[Items from an interface collection]
• • • • • • •
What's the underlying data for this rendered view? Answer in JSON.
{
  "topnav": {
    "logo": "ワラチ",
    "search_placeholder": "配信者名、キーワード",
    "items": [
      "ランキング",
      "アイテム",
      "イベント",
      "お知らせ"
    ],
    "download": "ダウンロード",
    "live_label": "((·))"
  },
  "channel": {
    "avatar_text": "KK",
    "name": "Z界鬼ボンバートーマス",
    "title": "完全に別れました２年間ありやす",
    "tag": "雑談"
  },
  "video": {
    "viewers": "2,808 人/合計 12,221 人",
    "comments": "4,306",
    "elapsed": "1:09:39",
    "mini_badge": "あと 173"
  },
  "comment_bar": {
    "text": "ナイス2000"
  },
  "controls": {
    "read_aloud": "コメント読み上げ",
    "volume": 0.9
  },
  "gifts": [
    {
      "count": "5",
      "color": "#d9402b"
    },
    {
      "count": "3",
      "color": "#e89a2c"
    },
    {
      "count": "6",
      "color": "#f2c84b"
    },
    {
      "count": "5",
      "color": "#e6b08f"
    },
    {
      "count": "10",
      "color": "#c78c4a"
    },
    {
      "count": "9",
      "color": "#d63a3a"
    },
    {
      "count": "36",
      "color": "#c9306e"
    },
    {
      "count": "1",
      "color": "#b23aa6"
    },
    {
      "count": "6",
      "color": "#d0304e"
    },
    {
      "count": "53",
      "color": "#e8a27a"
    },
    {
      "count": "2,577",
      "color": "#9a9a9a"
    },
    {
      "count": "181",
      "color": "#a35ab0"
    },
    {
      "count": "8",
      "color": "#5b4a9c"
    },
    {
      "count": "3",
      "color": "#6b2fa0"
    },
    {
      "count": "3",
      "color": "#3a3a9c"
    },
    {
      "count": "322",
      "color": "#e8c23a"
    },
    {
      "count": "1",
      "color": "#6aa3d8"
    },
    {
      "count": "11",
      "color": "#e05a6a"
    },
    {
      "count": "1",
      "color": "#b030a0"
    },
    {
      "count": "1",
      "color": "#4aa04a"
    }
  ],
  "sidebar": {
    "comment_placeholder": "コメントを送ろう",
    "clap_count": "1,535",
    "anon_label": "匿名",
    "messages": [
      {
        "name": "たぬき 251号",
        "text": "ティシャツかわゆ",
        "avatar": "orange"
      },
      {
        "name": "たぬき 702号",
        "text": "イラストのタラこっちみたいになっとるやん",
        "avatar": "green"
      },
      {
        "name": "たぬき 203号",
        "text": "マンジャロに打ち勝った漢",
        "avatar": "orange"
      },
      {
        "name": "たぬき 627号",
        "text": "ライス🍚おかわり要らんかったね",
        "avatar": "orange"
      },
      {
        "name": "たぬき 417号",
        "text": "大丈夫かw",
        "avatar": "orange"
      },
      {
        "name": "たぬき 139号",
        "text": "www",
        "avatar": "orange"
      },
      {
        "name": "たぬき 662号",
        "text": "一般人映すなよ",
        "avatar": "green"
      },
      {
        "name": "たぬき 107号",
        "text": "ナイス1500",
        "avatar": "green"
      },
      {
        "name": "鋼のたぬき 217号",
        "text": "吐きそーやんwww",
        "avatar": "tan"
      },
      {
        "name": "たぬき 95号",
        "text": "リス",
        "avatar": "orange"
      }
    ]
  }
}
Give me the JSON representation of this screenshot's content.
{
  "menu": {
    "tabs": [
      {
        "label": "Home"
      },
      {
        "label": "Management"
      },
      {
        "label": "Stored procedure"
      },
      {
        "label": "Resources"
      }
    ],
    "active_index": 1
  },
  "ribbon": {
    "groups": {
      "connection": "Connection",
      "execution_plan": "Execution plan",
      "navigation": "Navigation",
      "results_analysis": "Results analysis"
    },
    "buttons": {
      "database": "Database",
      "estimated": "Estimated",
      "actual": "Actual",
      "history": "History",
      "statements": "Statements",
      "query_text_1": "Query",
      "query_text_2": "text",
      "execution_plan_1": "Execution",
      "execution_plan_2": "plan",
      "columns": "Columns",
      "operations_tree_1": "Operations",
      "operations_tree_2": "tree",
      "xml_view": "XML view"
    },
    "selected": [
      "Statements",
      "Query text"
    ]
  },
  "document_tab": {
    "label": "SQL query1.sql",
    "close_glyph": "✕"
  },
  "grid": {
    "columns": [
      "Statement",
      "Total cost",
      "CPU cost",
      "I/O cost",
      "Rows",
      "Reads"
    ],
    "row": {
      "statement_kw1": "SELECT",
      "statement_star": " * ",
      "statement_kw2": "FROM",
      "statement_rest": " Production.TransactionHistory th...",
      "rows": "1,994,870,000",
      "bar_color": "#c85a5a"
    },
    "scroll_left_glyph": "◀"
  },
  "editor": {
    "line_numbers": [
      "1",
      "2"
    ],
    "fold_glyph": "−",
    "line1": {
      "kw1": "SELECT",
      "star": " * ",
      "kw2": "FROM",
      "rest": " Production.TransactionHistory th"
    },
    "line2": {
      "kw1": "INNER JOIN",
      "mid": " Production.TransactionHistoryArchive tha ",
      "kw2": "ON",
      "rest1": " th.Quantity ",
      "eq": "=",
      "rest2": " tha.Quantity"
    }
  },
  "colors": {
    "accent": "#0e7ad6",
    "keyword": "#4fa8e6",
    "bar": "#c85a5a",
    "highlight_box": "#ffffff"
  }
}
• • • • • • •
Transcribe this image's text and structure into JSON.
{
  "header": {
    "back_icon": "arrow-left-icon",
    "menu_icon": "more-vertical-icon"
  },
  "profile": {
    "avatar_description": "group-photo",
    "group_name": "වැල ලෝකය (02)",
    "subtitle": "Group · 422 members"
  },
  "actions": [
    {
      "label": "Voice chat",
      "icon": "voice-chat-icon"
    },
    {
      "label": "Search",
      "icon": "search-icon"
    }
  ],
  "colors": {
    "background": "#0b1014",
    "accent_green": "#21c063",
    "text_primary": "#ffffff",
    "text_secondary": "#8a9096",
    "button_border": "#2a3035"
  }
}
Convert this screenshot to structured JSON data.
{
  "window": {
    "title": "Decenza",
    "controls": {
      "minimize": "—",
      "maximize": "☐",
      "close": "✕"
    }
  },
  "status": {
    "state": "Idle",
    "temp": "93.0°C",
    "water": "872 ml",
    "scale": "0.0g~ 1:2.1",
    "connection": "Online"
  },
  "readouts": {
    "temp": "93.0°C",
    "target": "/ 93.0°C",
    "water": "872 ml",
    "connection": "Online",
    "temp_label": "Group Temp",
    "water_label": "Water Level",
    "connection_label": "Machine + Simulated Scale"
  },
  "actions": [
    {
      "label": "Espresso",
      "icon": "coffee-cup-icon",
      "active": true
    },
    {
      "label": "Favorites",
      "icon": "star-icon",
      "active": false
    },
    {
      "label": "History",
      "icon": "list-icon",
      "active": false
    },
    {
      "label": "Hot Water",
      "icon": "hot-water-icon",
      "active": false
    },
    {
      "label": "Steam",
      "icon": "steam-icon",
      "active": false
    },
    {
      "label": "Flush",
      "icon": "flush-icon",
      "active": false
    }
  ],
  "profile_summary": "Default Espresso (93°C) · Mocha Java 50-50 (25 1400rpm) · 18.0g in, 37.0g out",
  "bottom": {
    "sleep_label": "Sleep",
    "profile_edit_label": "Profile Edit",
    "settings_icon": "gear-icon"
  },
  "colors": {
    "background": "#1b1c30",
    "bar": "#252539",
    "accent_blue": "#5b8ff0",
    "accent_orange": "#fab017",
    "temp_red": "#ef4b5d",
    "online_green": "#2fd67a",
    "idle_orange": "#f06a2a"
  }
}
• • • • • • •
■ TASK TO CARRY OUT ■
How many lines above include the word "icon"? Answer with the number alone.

■ SOLUTION ■
11